◆ Work task ◆
Every line of the listing that holds the word "icon" should be returned.

● ● ● ● ● ● ●

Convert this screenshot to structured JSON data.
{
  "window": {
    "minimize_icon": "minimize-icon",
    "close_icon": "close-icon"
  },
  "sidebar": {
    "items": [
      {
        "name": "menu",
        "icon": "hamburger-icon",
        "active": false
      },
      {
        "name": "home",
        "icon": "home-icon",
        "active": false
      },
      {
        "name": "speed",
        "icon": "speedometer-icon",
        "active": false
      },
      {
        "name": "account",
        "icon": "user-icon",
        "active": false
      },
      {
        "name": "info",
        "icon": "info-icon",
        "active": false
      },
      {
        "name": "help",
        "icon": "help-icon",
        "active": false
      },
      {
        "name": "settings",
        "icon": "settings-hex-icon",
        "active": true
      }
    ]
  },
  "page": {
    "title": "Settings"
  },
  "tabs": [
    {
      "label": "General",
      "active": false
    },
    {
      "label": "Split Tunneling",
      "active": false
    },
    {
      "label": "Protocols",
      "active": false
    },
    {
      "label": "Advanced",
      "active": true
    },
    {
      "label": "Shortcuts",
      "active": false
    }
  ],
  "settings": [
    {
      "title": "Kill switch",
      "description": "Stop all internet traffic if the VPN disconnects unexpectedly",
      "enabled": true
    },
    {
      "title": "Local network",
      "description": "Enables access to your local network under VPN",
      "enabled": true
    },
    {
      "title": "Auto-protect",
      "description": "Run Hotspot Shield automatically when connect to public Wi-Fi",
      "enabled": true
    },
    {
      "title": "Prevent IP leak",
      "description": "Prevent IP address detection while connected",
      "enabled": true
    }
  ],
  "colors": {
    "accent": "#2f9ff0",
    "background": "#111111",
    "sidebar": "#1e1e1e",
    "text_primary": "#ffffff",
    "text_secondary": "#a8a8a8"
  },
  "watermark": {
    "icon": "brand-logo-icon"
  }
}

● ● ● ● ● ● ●

◆ Result below ◆
    "minimize_icon": "minimize-icon",
    "close_icon": "close-icon"
        "icon": "hamburger-icon",
        "icon": "home-icon",
        "icon": "speedometer-icon",
        "icon": "user-icon",
        "icon": "info-icon",
        "icon": "help-icon",
        "icon": "settings-hex-icon",
    "icon": "brand-logo-icon"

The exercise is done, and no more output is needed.